ZURICH (Reuters) – Swiss private bank Julius Baer <BAER.S> is setting aside 153 million Swiss francs (119 million pounds) to cover demands made by a German government agency seeking to recover East German assets that went missing after the fall of the Berlin Wall.
The Zurich Court of Appeal this week ruled in favor of a claim by the German agency tasked with overseeing the remains of East German enterprises, for 97 million francs plus interest since 2009.
Baer said in a statement published late on Wednesday it would appeal to the Swiss Federal Supreme Court, but was protectively booking the charges in case it winds up being forced to pay.
The Zurich court originally sided with Julius Baer in 2018, but was forced to reconsider its verdict this year when the Swiss Federal Supreme Court sent it back to be reheard after concluding there were “obvious shortcomings” in the bank’s handling of the funds.
The German lawsuit relates to withdrawals nearly 30 years ago from an account established by former German Democratic Republic officials at Zurich-based Bank Cantrade, which Julius Baer bought from UBS in 2005.
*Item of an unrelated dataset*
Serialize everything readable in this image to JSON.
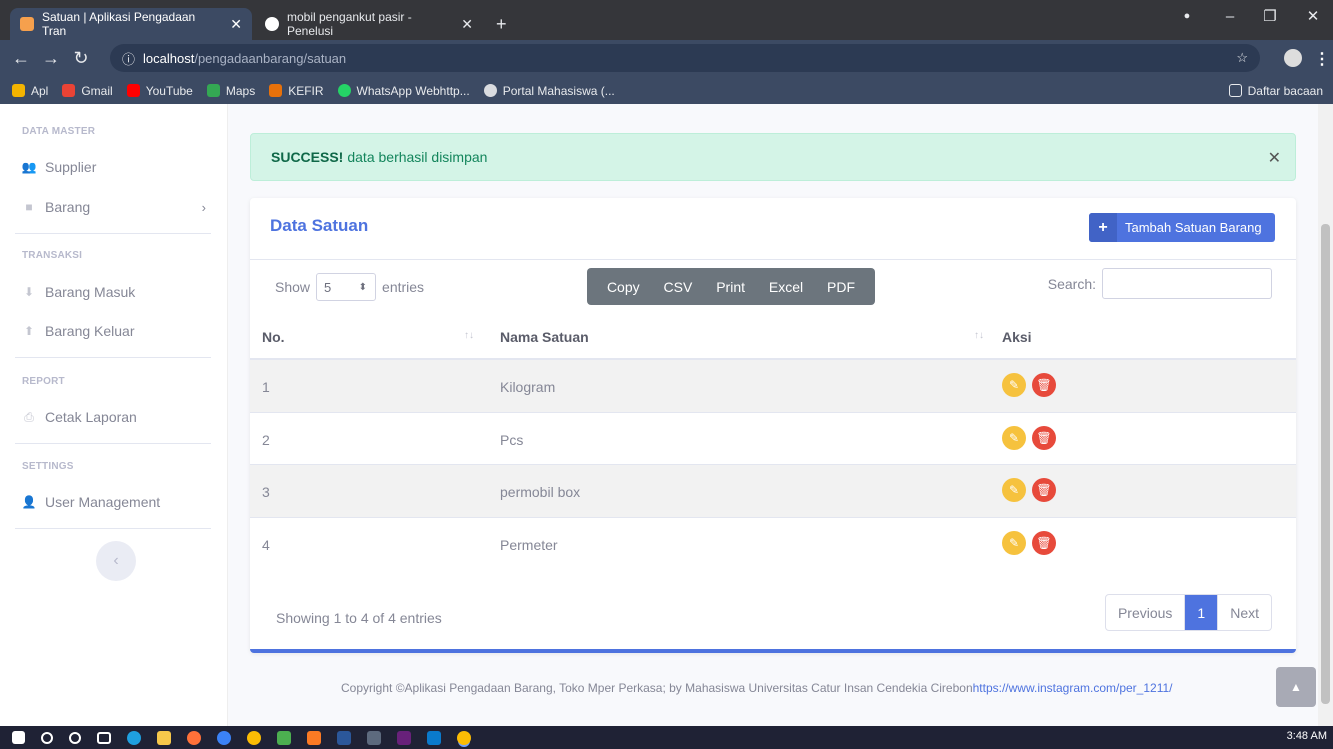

Julius Baer said it would claim any final amount it would have to pay from UBS under the terms of a related transaction agreement of 2005.
UBS declined to comment.
(Reporting by John Miller, Brenna Hughes Neghaiwi and Silke Koltrowitz; Editing by Edwina Gibbs)